In February, NBC suspended Williams as it launched an investigation following his apology for embellishing details of his wartime reporting from Iraq. When completed, the investigation is expected to form the basis of NBC's decision to keep or cut ties with Williams. Jon Terbush

Watch this
April 25, 2015
Screenshot / White House

President Obama and Bill Nye sat down Friday for an Earth Day chat in the Everglades where they discussed America's lagging interest in, and understanding of, science.

After discussing ways to get American kids excited about science again, the conversation turned to Washington's inability to reach a consensus on climate change. And on that front, Obama lamented the way some lawmakers are "being part of the climate-denier clubs and basically stiff-arming what we know are facts — and not rebutting them with other facts, but rebutting them with anecdote or just being dismissive."

'"Oh, I'm not a scientist,'" Nye chimed in, mocking the standard defense climate change skeptics employ when pressed on their beliefs. —Jon Terbush

Watch this
April 25, 2015

A massive 7.8 magnitude earthquake rocked Nepal on Saturday, causing substantial damage and killing at least 1,000 people, according to government estimates.
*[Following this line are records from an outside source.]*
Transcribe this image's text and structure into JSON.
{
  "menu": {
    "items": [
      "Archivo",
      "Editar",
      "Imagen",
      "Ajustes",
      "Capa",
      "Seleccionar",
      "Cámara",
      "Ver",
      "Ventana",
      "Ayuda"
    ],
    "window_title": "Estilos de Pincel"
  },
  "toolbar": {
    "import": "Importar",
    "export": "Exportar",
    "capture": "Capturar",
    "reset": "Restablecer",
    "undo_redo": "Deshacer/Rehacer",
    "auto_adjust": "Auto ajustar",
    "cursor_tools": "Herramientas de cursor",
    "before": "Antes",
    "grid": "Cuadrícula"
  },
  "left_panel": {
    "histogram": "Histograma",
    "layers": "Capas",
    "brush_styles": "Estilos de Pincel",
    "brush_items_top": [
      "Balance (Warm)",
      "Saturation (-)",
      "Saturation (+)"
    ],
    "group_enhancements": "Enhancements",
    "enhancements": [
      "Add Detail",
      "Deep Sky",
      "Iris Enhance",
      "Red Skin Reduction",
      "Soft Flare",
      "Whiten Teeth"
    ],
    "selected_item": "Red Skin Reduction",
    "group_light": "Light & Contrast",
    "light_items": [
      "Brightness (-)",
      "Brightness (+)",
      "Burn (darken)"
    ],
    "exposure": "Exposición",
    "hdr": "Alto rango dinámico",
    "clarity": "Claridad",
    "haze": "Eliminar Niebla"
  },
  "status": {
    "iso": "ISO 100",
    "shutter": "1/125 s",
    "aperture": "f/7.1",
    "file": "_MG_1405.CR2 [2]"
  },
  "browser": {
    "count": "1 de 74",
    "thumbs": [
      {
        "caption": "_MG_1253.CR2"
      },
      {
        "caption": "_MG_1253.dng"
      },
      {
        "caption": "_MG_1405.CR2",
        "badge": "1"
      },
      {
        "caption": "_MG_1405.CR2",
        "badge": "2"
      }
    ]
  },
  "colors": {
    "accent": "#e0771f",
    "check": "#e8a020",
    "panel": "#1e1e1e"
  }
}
Via the BBC, here's some footage of the quake and the immediate aftermath. —Jon Terbush

Smoke if you've got em
April 25, 2015
Justin Sullivan / Getty Images
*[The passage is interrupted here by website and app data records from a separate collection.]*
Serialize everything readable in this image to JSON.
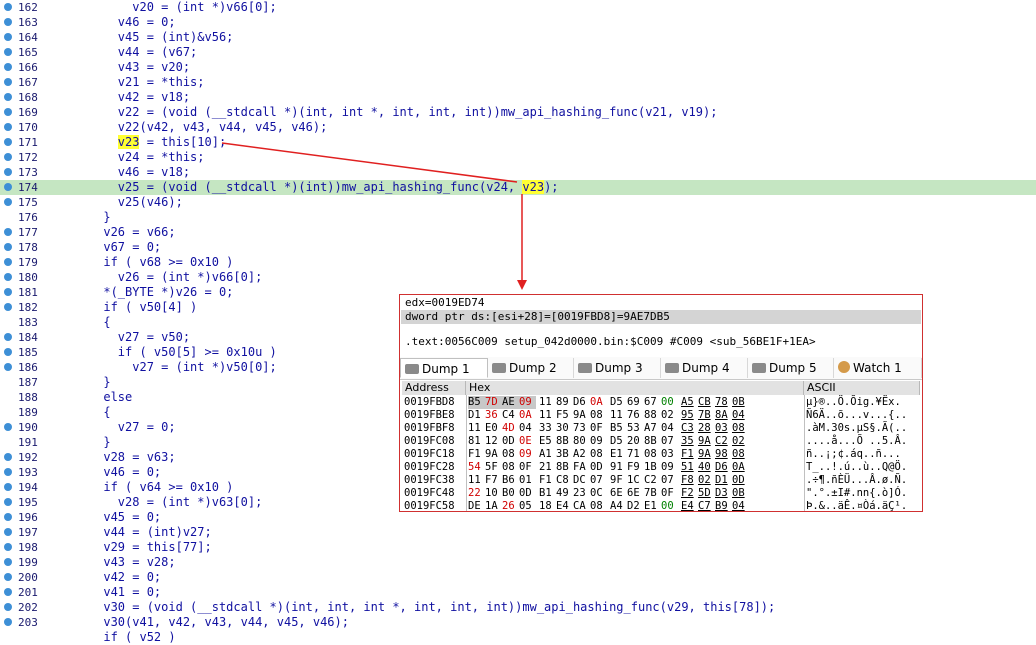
{
  "code": [
    {
      "n": "162",
      "bp": true,
      "t": "          v20 = (int *)v66[0];"
    },
    {
      "n": "163",
      "bp": true,
      "t": "        v46 = 0;"
    },
    {
      "n": "164",
      "bp": true,
      "t": "        v45 = (int)&v56;"
    },
    {
      "n": "165",
      "bp": true,
      "t": "        v44 = (v67;"
    },
    {
      "n": "166",
      "bp": true,
      "t": "        v43 = v20;"
    },
    {
      "n": "167",
      "bp": true,
      "t": "        v21 = *this;"
    },
    {
      "n": "168",
      "bp": true,
      "t": "        v42 = v18;"
    },
    {
      "n": "169",
      "bp": true,
      "t": "        v22 = (void (__stdcall *)(int, int *, int, int, int))mw_api_hashing_func(v21, v19);"
    },
    {
      "n": "170",
      "bp": true,
      "t": "        v22(v42, v43, v44, v45, v46);"
    },
    {
      "n": "171",
      "bp": true,
      "t": "        v23 = this[10];"
    },
    {
      "n": "172",
      "bp": true,
      "t": "        v24 = *this;"
    },
    {
      "n": "173",
      "bp": true,
      "t": "        v46 = v18;"
    },
    {
      "n": "174",
      "bp": true,
      "t": "        v25 = (void (__stdcall *)(int))mw_api_hashing_func(v24, v23);",
      "hl": true
    },
    {
      "n": "175",
      "bp": true,
      "t": "        v25(v46);"
    },
    {
      "n": "176",
      "bp": false,
      "t": "      }"
    },
    {
      "n": "177",
      "bp": true,
      "t": "      v26 = v66;"
    },
    {
      "n": "178",
      "bp": true,
      "t": "      v67 = 0;"
    },
    {
      "n": "179",
      "bp": true,
      "t": "      if ( v68 >= 0x10 )"
    },
    {
      "n": "180",
      "bp": true,
      "t": "        v26 = (int *)v66[0];"
    },
    {
      "n": "181",
      "bp": true,
      "t": "      *(_BYTE *)v26 = 0;"
    },
    {
      "n": "182",
      "bp": true,
      "t": "      if ( v50[4] )"
    },
    {
      "n": "183",
      "bp": false,
      "t": "      {"
    },
    {
      "n": "184",
      "bp": true,
      "t": "        v27 = v50;"
    },
    {
      "n": "185",
      "bp": true,
      "t": "        if ( v50[5] >= 0x10u )"
    },
    {
      "n": "186",
      "bp": true,
      "t": "          v27 = (int *)v50[0];"
    },
    {
      "n": "187",
      "bp": false,
      "t": "      }"
    },
    {
      "n": "188",
      "bp": false,
      "t": "      else"
    },
    {
      "n": "189",
      "bp": false,
      "t": "      {"
    },
    {
      "n": "190",
      "bp": true,
      "t": "        v27 = 0;"
    },
    {
      "n": "191",
      "bp": false,
      "t": "      }"
    },
    {
      "n": "192",
      "bp": true,
      "t": "      v28 = v63;"
    },
    {
      "n": "193",
      "bp": true,
      "t": "      v46 = 0;"
    },
    {
      "n": "194",
      "bp": true,
      "t": "      if ( v64 >= 0x10 )"
    },
    {
      "n": "195",
      "bp": true,
      "t": "        v28 = (int *)v63[0];"
    },
    {
      "n": "196",
      "bp": true,
      "t": "      v45 = 0;"
    },
    {
      "n": "197",
      "bp": true,
      "t": "      v44 = (int)v27;"
    },
    {
      "n": "198",
      "bp": true,
      "t": "      v29 = this[77];"
    },
    {
      "n": "199",
      "bp": true,
      "t": "      v43 = v28;"
    },
    {
      "n": "200",
      "bp": true,
      "t": "      v42 = 0;"
    },
    {
      "n": "201",
      "bp": true,
      "t": "      v41 = 0;"
    },
    {
      "n": "202",
      "bp": true,
      "t": "      v30 = (void (__stdcall *)(int, int, int *, int, int, int))mw_api_hashing_func(v29, this[78]);"
    },
    {
      "n": "203",
      "bp": true,
      "t": "      v30(v41, v42, v43, v44, v45, v46);"
    },
    {
      "n": "",
      "bp": false,
      "t": "      if ( v52 )"
    }
  ],
  "debugger": {
    "line1": "edx=0019ED74",
    "line2": "dword ptr ds:[esi+28]=[0019FBD8]=9AE7DB5",
    "line3": ".text:0056C009 setup_042d0000.bin:$C009 #C009 <sub_56BE1F+1EA>",
    "tabs": [
      {
        "label": "Dump 1",
        "icon": "memory-icon",
        "active": true
      },
      {
        "label": "Dump 2",
        "icon": "memory-icon",
        "active": false
      },
      {
        "label": "Dump 3",
        "icon": "memory-icon",
        "active": false
      },
      {
        "label": "Dump 4",
        "icon": "memory-icon",
        "active": false
      },
      {
        "label": "Dump 5",
        "icon": "memory-icon",
        "active": false
      },
      {
        "label": "Watch 1",
        "icon": "cat-icon",
        "active": false
      }
    ],
    "columns": {
      "address": "Address",
      "hex": "Hex",
      "ascii": "ASCII"
    },
    "rows": [
      {
        "addr": "0019FBD8",
        "hex": [
          "B5",
          "7D",
          "AE",
          "09",
          "11",
          "89",
          "D6",
          "0A",
          "D5",
          "69",
          "67",
          "00",
          "A5",
          "CB",
          "78",
          "0B"
        ],
        "ascii": "µ}®..Ö.Õig.¥Ëx."
      },
      {
        "addr": "0019FBE8",
        "hex": [
          "D1",
          "36",
          "C4",
          "0A",
          "11",
          "F5",
          "9A",
          "08",
          "11",
          "76",
          "88",
          "02",
          "95",
          "7B",
          "8A",
          "04"
        ],
        "ascii": "Ñ6Ä..õ...v...{.."
      },
      {
        "addr": "0019FBF8",
        "hex": [
          "11",
          "E0",
          "4D",
          "04",
          "33",
          "30",
          "73",
          "0F",
          "B5",
          "53",
          "A7",
          "04",
          "C3",
          "28",
          "03",
          "08"
        ],
        "ascii": ".àM.30s.µS§.Ã(.."
      },
      {
        "addr": "0019FC08",
        "hex": [
          "81",
          "12",
          "0D",
          "0E",
          "E5",
          "8B",
          "80",
          "09",
          "D5",
          "20",
          "8B",
          "07",
          "35",
          "9A",
          "C2",
          "02"
        ],
        "ascii": "....å...Õ ..5.Â."
      },
      {
        "addr": "0019FC18",
        "hex": [
          "F1",
          "9A",
          "08",
          "09",
          "A1",
          "3B",
          "A2",
          "08",
          "E1",
          "71",
          "08",
          "03",
          "F1",
          "9A",
          "98",
          "08"
        ],
        "ascii": "ñ..¡;¢.áq..ñ..."
      },
      {
        "addr": "0019FC28",
        "hex": [
          "54",
          "5F",
          "08",
          "0F",
          "21",
          "8B",
          "FA",
          "0D",
          "91",
          "F9",
          "1B",
          "09",
          "51",
          "40",
          "D6",
          "0A"
        ],
        "ascii": "T_..!.ú..ù..Q@Ö."
      },
      {
        "addr": "0019FC38",
        "hex": [
          "11",
          "F7",
          "B6",
          "01",
          "F1",
          "C8",
          "DC",
          "07",
          "9F",
          "1C",
          "C2",
          "07",
          "F8",
          "02",
          "D1",
          "0D"
        ],
        "ascii": ".÷¶.ñÈÜ...Â.ø.Ñ."
      },
      {
        "addr": "0019FC48",
        "hex": [
          "22",
          "10",
          "B0",
          "0D",
          "B1",
          "49",
          "23",
          "0C",
          "6E",
          "6E",
          "7B",
          "0F",
          "F2",
          "5D",
          "D3",
          "0B"
        ],
        "ascii": "\".°.±I#.nn{.ò]Ó."
      },
      {
        "addr": "0019FC58",
        "hex": [
          "DE",
          "1A",
          "26",
          "05",
          "18",
          "E4",
          "CA",
          "08",
          "A4",
          "D2",
          "E1",
          "00",
          "E4",
          "C7",
          "B9",
          "04"
        ],
        "ascii": "Þ.&..äÊ.¤Òá.äÇ¹."
      }
    ]
  }
}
Hawaii on Friday passed a bill that would raise the legal smoking age to 21 while also banning the sale and purchase of electronic cigarettes for anyone under that age limit. If Democratic Gov. David Ige signs the bill — he has yet to indicate whether he will — Hawaii would become the first state in the nation to raise its smoking age to 21.

"The activities we've engaged in over the years to manage smoking — our additional efforts in education, the raising of cigarette taxes — this is a continuation of those policies," Democratic state Senator Rosalyn Baker told Reuters. Jon Terbush

No justice no peace
April 25, 2015
Alex Wong / Getty Images

Baltimore's police commissioner on Friday conceded that officers made mistakes in their handling of Freddie Gray, the unarmed black man who died last weekend of a severe spinal injury while in custody.

"We know that police employees failed to get him medical attention in a timely manner," Commissioner Anthony Batts said, adding that 30 investigators are probing the incident.

"If someone harmed Freddie Gray, we will have to prosecute him," Batts said.

As they have all week, demonstrators took to Baltimore's streets Friday to protest the incident. Jon Terbush

See More Speed Reads